During a lively Wednesday afternoon on campus, a group of UA Little Rock students, faculty, and alumni who have a passion for gaming gathered to play.

They started out with Townscraper, where users construct an island town by placing and removing colored blocks on an ocean. They next perused options like “It Takes Two,” “Unpacking,” and “Goat Simulator,” before deciding on medieval-themed  “Inkulinati.”

After choosing Alewife, who is described as a “strong woman in these difficult times,” as their main character, the group quickly decided to change her name to Qwerty. Dr. Joe Williams, a professor of rhetoric and writing, commented that it can take the group a full hour to decide on the character alone.

While nobody seems to understand the purpose of the game in the beginning, they dig the “Monty Python” vibe of the game. This is a scene from UA Little Rock’s Inclusive Gaming Club, a place where people can play video games, hang out, and discuss diversity and representation in gaming.

“The primary purpose of the club is to give students a place to play games in a low-stakes, comfortable environment,” said Dr. Londie Martin, associate professor of rhetoric and writing and faculty advisor of the Inclusive Gaming Club. “We want to use this space to build community and give students and anyone on campus who is interested a place to have conversations about video games.
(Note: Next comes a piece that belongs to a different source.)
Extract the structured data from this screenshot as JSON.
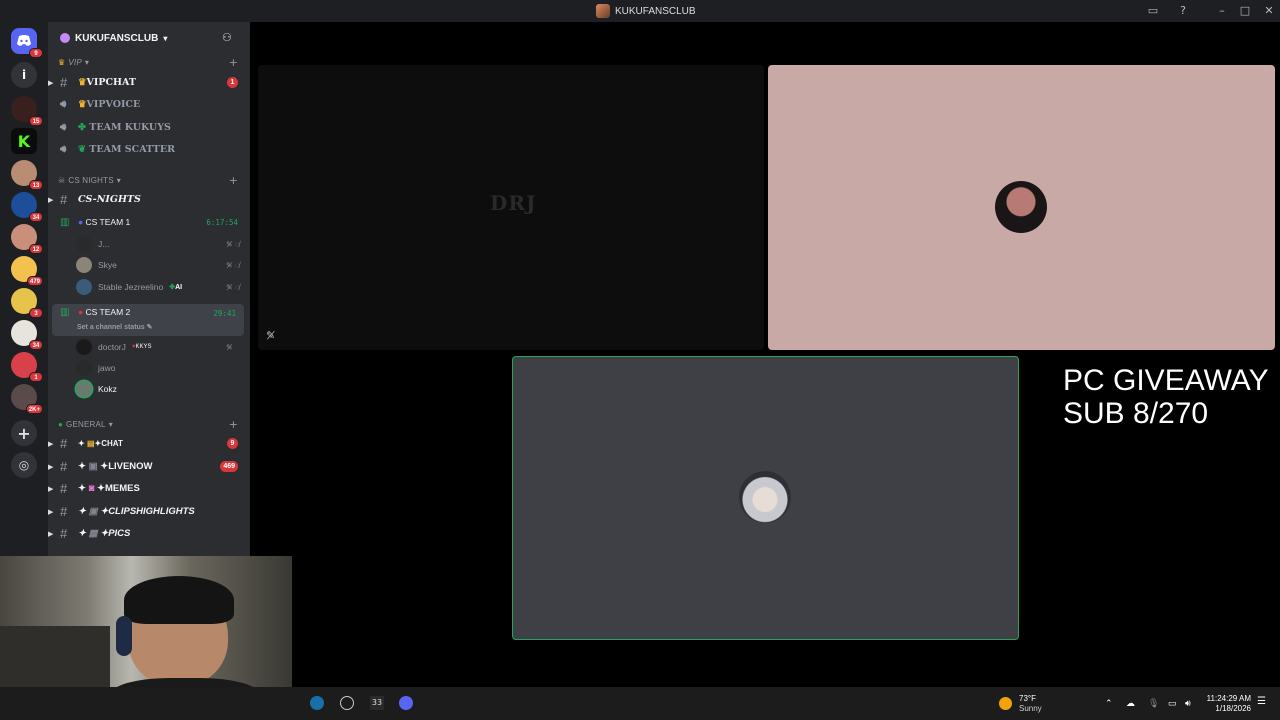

We see video games not just as games, but as important cultural artifacts that we can learn from.”

After a strong start in 2018, Martin said the club lapsed during the COVID-19 pandemic, when classes went online and groups could no longer meet in person. Now the Inclusive Gaming Club is back in action, meeting once a month, and looking to regain momentum.

Martin said she was inspired to start the Inclusive Gaming Club after she felt left out by many of the mainstream games as a child.

“I’ve been gaming since I was a little kid back in the days when you rented games from Blockbuster,” Martin said. “When games shifted to first-person shooter games, it seemed like it wasn’t as open to me as a girl. When I got to college, I started to discover more indie games where there was more diversity. I found a gaming community, and it made me feel like gaming was open to everyone.”

Connor Pearce, a December 2022 graduate, said he joined the club to learn more about diverse video games.

“I studied video games a lot in graduate school,” Pearce said. “I care about the language that is used in games and the representation of games. This is a fun space to just enjoy playing video games and talking about them. You can talk about how games can be more inclusive to more types of people who don’t normally play, as well as the concerns of how different  underrepresented groups are portrayed in game narratives.”

The Department of Rhetoric and Writing is full of students and faculty with a love of gaming. Williams, a faculty advisor to the Inclusive Gaming Club and co-founder of the Little Rock Game Designers Group, teaches courses like video game writing and game creation. The department regularly participates in the Global Game Jam, where teams create games in one fast-paced weekend. Prior to the pandemic, the Inclusive Gaming Club held a 24-hour live streamed gaming event where members played games to raise money for Lucie’s Place, a nonprofit that helps LGBTQ+ young adults who are experiencing homelessness.

“This club combines a lot of faculty and student interests, including gaming, social critique, and inclusivity, and it opens us up to exploring different media and modalities,” said Dr. Joyce Carter, chair of the Department of Rhetoric and Writing. “We are exploring the role of games and gamification. Games are hands on, and they can create educational opportunities.”

She points to the video game, “To The Rescue,” as a successful example of how games can help educate people. Two UA Little Rock graduates, Olivia Dunlap and Tanner Marshall, created the dog rescue shelter simulation game as students to help raise money and awareness for animal shelters.

“Games help us make connections across the university, and this is the kind of club that crosses departments and majors and builds community among faculty, students, and alumni,” Carter said.

If you are interested in learning more about the Inclusive Gaming Club, contact Professor Martin at